┌─ Data for this task

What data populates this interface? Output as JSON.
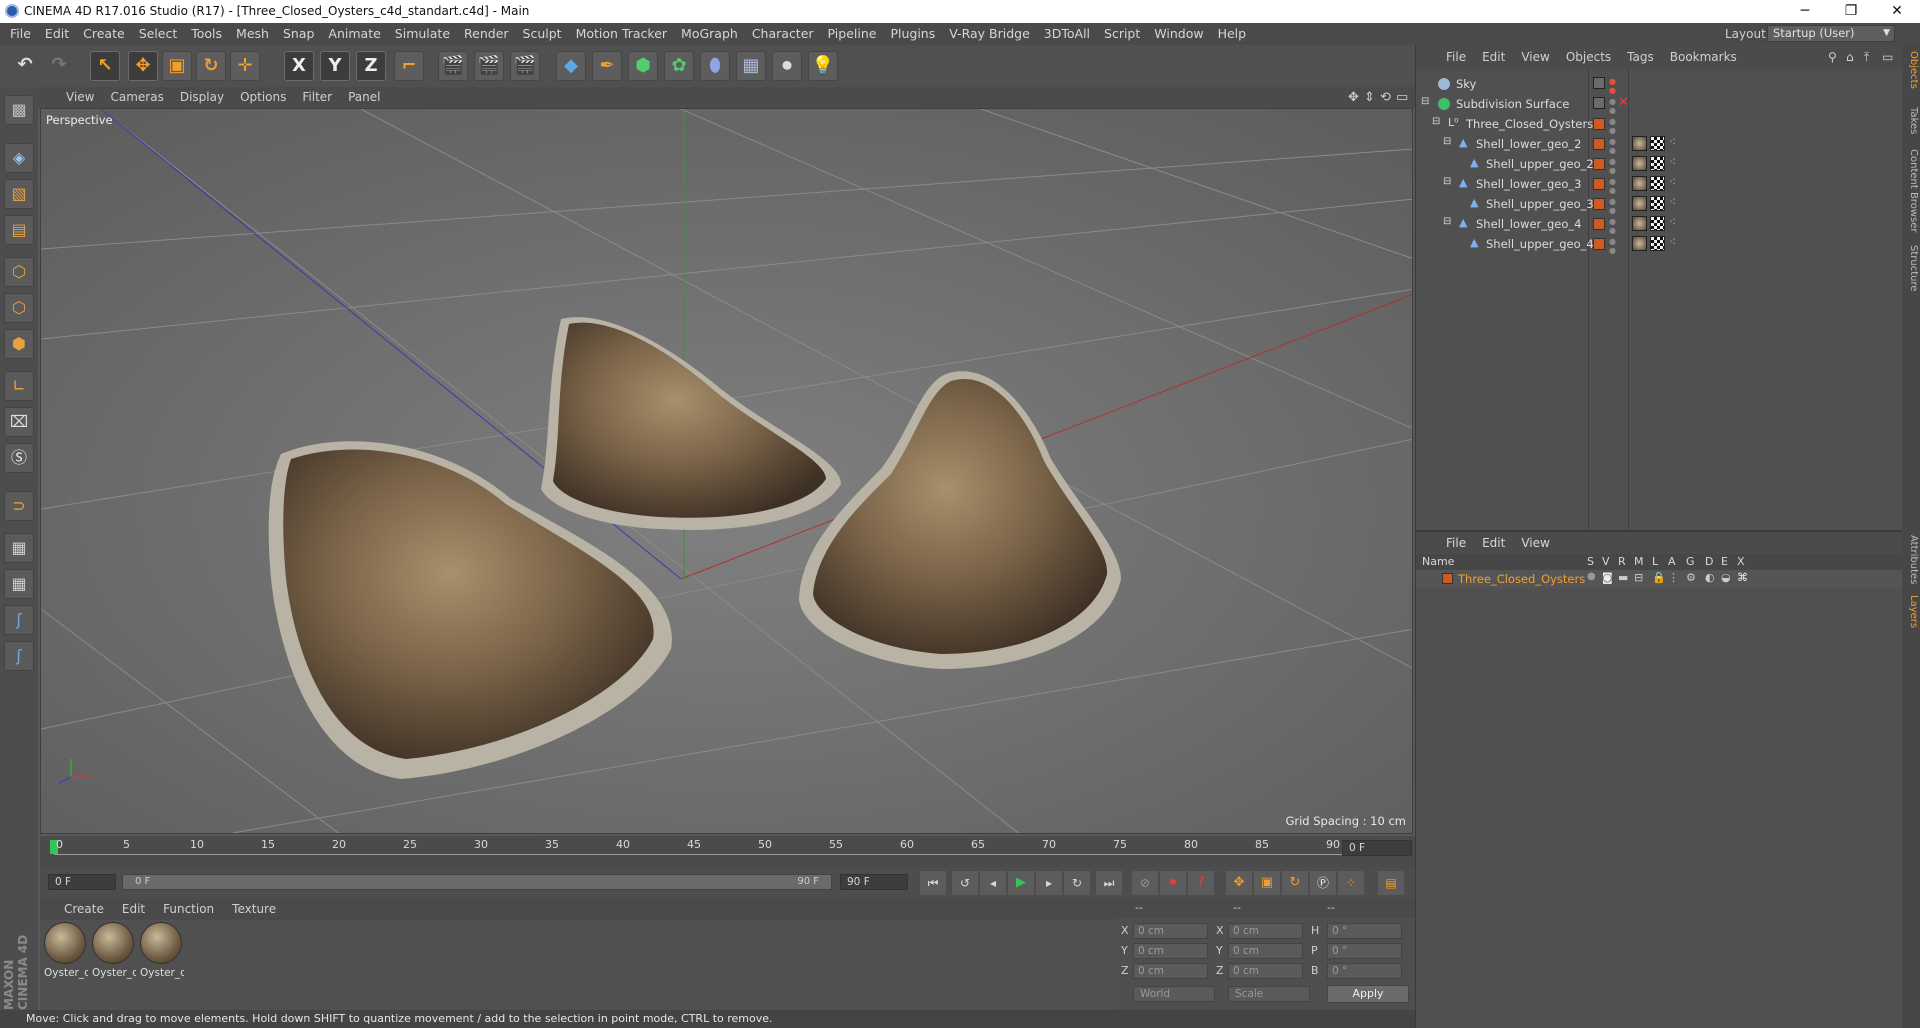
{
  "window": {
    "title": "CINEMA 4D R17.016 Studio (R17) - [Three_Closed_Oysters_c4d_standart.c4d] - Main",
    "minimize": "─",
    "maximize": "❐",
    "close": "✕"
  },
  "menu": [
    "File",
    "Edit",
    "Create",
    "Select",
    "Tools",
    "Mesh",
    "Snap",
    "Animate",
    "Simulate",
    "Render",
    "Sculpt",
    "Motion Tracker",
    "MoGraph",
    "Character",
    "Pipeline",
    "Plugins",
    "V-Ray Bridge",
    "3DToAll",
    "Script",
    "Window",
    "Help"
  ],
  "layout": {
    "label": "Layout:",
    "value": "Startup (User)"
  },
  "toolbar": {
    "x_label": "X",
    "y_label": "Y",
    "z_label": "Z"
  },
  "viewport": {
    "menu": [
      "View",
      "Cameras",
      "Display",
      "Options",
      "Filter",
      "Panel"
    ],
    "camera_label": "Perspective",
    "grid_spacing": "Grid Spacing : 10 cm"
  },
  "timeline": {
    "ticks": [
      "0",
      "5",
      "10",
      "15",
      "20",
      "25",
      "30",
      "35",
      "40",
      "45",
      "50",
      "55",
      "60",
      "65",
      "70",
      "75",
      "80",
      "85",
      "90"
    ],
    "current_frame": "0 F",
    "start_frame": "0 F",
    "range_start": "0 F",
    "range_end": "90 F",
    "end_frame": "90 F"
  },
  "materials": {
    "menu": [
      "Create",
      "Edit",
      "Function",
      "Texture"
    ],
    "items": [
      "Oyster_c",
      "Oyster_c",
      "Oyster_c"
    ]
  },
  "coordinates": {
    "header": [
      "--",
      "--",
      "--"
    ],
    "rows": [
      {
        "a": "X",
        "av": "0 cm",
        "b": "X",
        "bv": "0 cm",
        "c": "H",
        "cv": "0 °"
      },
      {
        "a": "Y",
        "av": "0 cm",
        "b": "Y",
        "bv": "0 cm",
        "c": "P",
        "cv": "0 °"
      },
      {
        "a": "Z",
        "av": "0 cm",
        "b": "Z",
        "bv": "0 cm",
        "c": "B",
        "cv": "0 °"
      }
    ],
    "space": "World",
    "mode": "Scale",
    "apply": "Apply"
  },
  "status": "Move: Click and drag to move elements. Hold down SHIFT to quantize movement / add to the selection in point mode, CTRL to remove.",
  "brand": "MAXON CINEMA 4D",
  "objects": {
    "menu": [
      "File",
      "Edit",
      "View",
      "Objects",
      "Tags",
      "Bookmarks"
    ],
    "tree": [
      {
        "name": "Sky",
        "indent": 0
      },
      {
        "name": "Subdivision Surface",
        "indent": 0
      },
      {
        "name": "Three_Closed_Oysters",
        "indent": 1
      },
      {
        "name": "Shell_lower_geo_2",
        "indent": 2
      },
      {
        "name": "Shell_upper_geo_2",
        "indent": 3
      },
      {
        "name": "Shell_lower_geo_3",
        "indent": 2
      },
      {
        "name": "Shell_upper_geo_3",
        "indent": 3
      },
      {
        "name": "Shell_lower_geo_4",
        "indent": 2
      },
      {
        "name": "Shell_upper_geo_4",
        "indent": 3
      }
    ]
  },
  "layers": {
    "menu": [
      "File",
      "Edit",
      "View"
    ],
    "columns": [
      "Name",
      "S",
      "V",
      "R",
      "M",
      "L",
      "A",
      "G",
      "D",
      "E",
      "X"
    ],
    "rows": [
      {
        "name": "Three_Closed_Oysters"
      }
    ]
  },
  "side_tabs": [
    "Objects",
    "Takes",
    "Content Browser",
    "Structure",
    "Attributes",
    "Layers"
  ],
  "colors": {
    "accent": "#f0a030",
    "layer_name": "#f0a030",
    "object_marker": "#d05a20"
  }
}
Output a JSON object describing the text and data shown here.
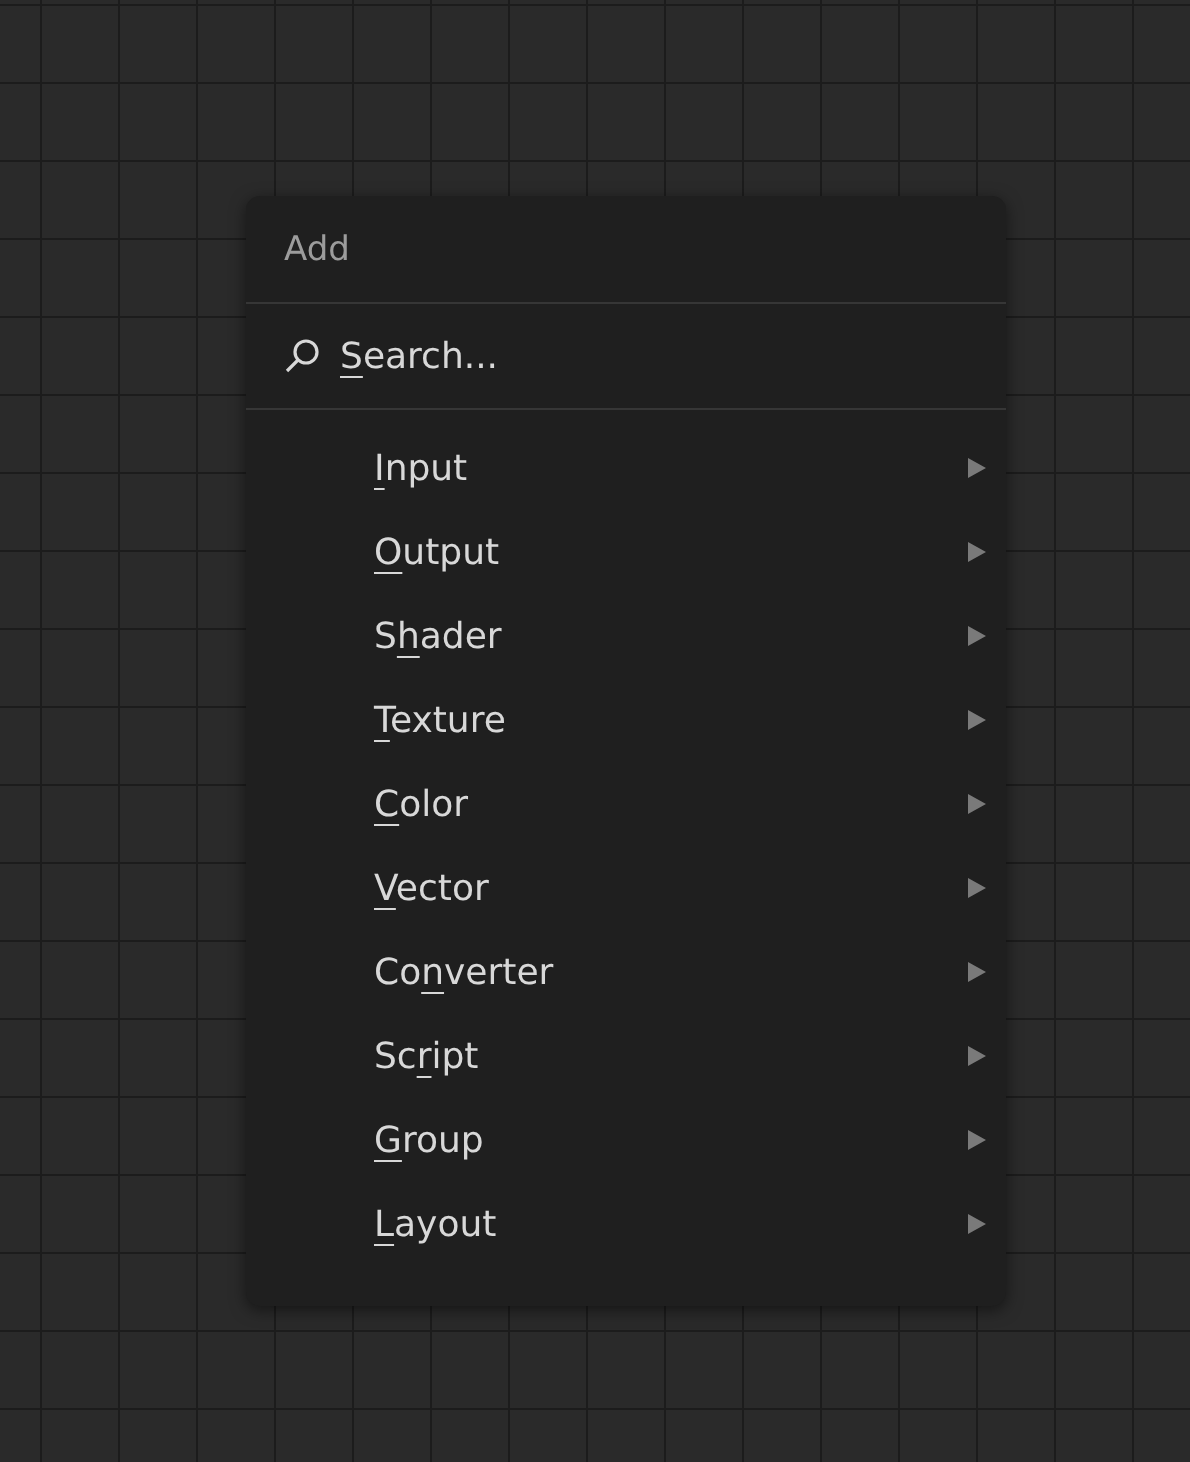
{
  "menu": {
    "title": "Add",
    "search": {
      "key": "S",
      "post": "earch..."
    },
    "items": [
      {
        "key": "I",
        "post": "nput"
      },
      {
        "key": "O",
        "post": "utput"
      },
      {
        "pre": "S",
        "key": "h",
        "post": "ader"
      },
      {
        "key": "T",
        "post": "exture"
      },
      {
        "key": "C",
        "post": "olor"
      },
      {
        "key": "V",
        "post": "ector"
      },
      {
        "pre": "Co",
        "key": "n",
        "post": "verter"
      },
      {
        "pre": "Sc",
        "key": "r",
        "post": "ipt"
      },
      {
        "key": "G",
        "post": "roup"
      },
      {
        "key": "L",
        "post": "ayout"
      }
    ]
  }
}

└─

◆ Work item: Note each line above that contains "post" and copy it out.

◆ Written answer:
      "post": "earch..."
        "post": "nput"
        "post": "utput"
        "post": "ader"
        "post": "exture"
        "post": "olor"
        "post": "ector"
        "post": "verter"
        "post": "ipt"
        "post": "roup"
        "post": "ayout"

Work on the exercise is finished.